RECORDS SHOWN START
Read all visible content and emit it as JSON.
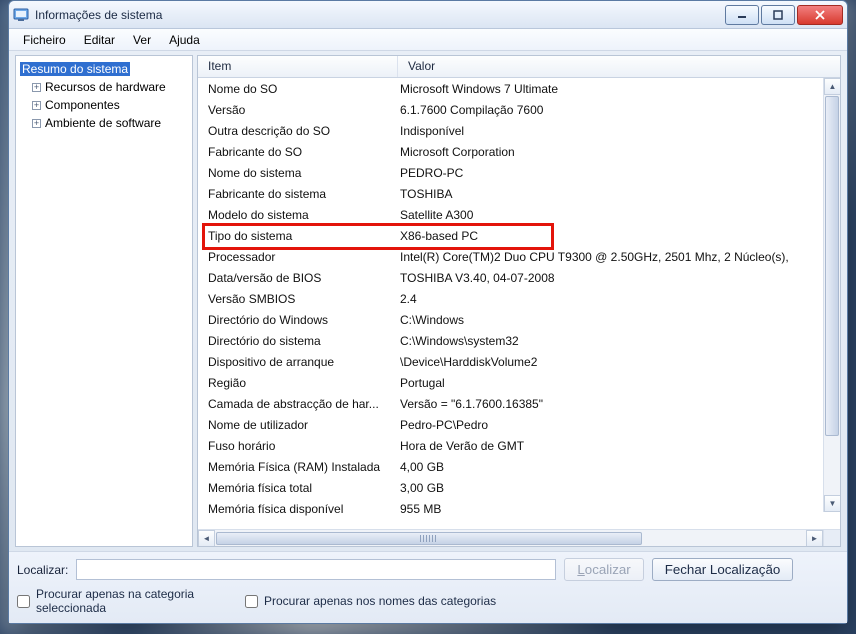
{
  "window": {
    "title": "Informações de sistema"
  },
  "menu": {
    "items": [
      "Ficheiro",
      "Editar",
      "Ver",
      "Ajuda"
    ]
  },
  "tree": {
    "root_label": "Resumo do sistema",
    "children": [
      {
        "label": "Recursos de hardware"
      },
      {
        "label": "Componentes"
      },
      {
        "label": "Ambiente de software"
      }
    ]
  },
  "columns": {
    "item": "Item",
    "value": "Valor"
  },
  "rows": [
    {
      "item": "Nome do SO",
      "value": "Microsoft Windows 7 Ultimate"
    },
    {
      "item": "Versão",
      "value": "6.1.7600 Compilação 7600"
    },
    {
      "item": "Outra descrição do SO",
      "value": "Indisponível"
    },
    {
      "item": "Fabricante do SO",
      "value": "Microsoft Corporation"
    },
    {
      "item": "Nome do sistema",
      "value": "PEDRO-PC"
    },
    {
      "item": "Fabricante do sistema",
      "value": "TOSHIBA"
    },
    {
      "item": "Modelo do sistema",
      "value": "Satellite A300"
    },
    {
      "item": "Tipo do sistema",
      "value": "X86-based PC"
    },
    {
      "item": "Processador",
      "value": "Intel(R) Core(TM)2 Duo CPU     T9300  @ 2.50GHz, 2501 Mhz, 2 Núcleo(s),"
    },
    {
      "item": "Data/versão de BIOS",
      "value": "TOSHIBA V3.40, 04-07-2008"
    },
    {
      "item": "Versão SMBIOS",
      "value": "2.4"
    },
    {
      "item": "Directório do Windows",
      "value": "C:\\Windows"
    },
    {
      "item": "Directório do sistema",
      "value": "C:\\Windows\\system32"
    },
    {
      "item": "Dispositivo de arranque",
      "value": "\\Device\\HarddiskVolume2"
    },
    {
      "item": "Região",
      "value": "Portugal"
    },
    {
      "item": "Camada de abstracção de har...",
      "value": "Versão = \"6.1.7600.16385\""
    },
    {
      "item": "Nome de utilizador",
      "value": "Pedro-PC\\Pedro"
    },
    {
      "item": "Fuso horário",
      "value": "Hora de Verão de GMT"
    },
    {
      "item": "Memória Física (RAM) Instalada",
      "value": "4,00 GB"
    },
    {
      "item": "Memória física total",
      "value": "3,00 GB"
    },
    {
      "item": "Memória física disponível",
      "value": "955 MB"
    }
  ],
  "footer": {
    "find_label": "Localizar:",
    "find_btn": "Localizar",
    "close_btn": "Fechar Localização",
    "check1": "Procurar apenas na categoria seleccionada",
    "check2": "Procurar apenas nos nomes das categorias"
  },
  "highlight_row_index": 7
}
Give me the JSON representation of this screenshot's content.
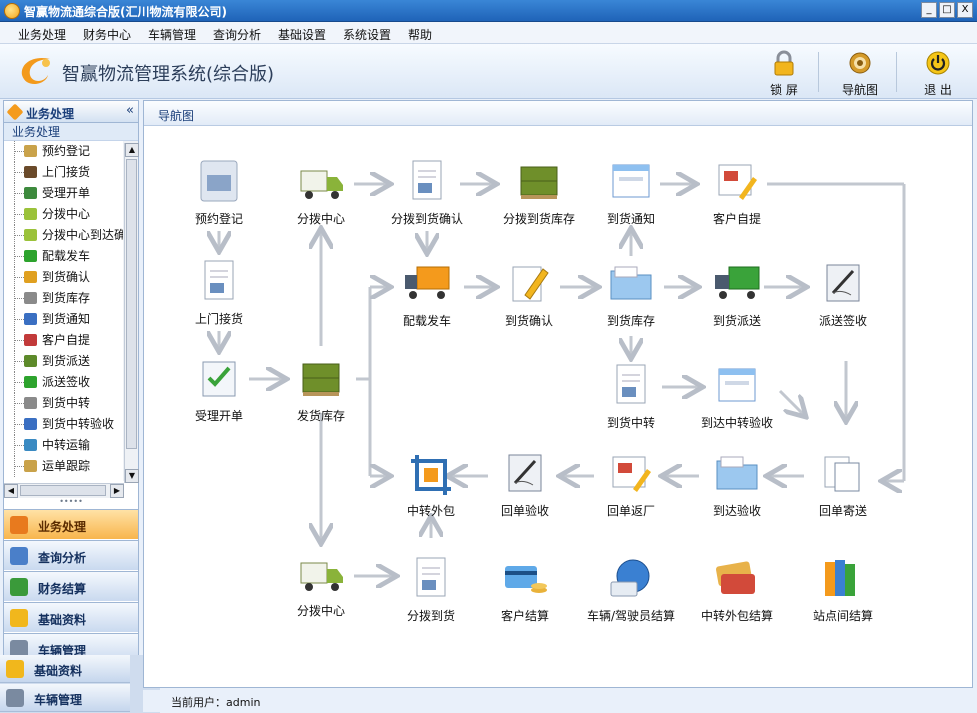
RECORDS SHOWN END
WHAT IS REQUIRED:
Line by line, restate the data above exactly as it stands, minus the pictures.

ANSWER SPACE:
Read all visible content and emit it as JSON.
{
  "window": {
    "title": "Informações de sistema"
  },
  "menu": {
    "items": [
      "Ficheiro",
      "Editar",
      "Ver",
      "Ajuda"
    ]
  },
  "tree": {
    "root_label": "Resumo do sistema",
    "children": [
      {
        "label": "Recursos de hardware"
      },
      {
        "label": "Componentes"
      },
      {
        "label": "Ambiente de software"
      }
    ]
  },
  "columns": {
    "item": "Item",
    "value": "Valor"
  },
  "rows": [
    {
      "item": "Nome do SO",
      "value": "Microsoft Windows 7 Ultimate"
    },
    {
      "item": "Versão",
      "value": "6.1.7600 Compilação 7600"
    },
    {
      "item": "Outra descrição do SO",
      "value": "Indisponível"
    },
    {
      "item": "Fabricante do SO",
      "value": "Microsoft Corporation"
    },
    {
      "item": "Nome do sistema",
      "value": "PEDRO-PC"
    },
    {
      "item": "Fabricante do sistema",
      "value": "TOSHIBA"
    },
    {
      "item": "Modelo do sistema",
      "value": "Satellite A300"
    },
    {
      "item": "Tipo do sistema",
      "value": "X86-based PC"
    },
    {
      "item": "Processador",
      "value": "Intel(R) Core(TM)2 Duo CPU     T9300  @ 2.50GHz, 2501 Mhz, 2 Núcleo(s),"
    },
    {
      "item": "Data/versão de BIOS",
      "value": "TOSHIBA V3.40, 04-07-2008"
    },
    {
      "item": "Versão SMBIOS",
      "value": "2.4"
    },
    {
      "item": "Directório do Windows",
      "value": "C:\\Windows"
    },
    {
      "item": "Directório do sistema",
      "value": "C:\\Windows\\system32"
    },
    {
      "item": "Dispositivo de arranque",
      "value": "\\Device\\HarddiskVolume2"
    },
    {
      "item": "Região",
      "value": "Portugal"
    },
    {
      "item": "Camada de abstracção de har...",
      "value": "Versão = \"6.1.7600.16385\""
    },
    {
      "item": "Nome de utilizador",
      "value": "Pedro-PC\\Pedro"
    },
    {
      "item": "Fuso horário",
      "value": "Hora de Verão de GMT"
    },
    {
      "item": "Memória Física (RAM) Instalada",
      "value": "4,00 GB"
    },
    {
      "item": "Memória física total",
      "value": "3,00 GB"
    },
    {
      "item": "Memória física disponível",
      "value": "955 MB"
    }
  ],
  "footer": {
    "find_label": "Localizar:",
    "find_btn": "Localizar",
    "close_btn": "Fechar Localização",
    "check1": "Procurar apenas na categoria seleccionada",
    "check2": "Procurar apenas nos nomes das categorias"
  },
  "highlight_row_index": 7
}
Give me the JSON representation of this screenshot's content.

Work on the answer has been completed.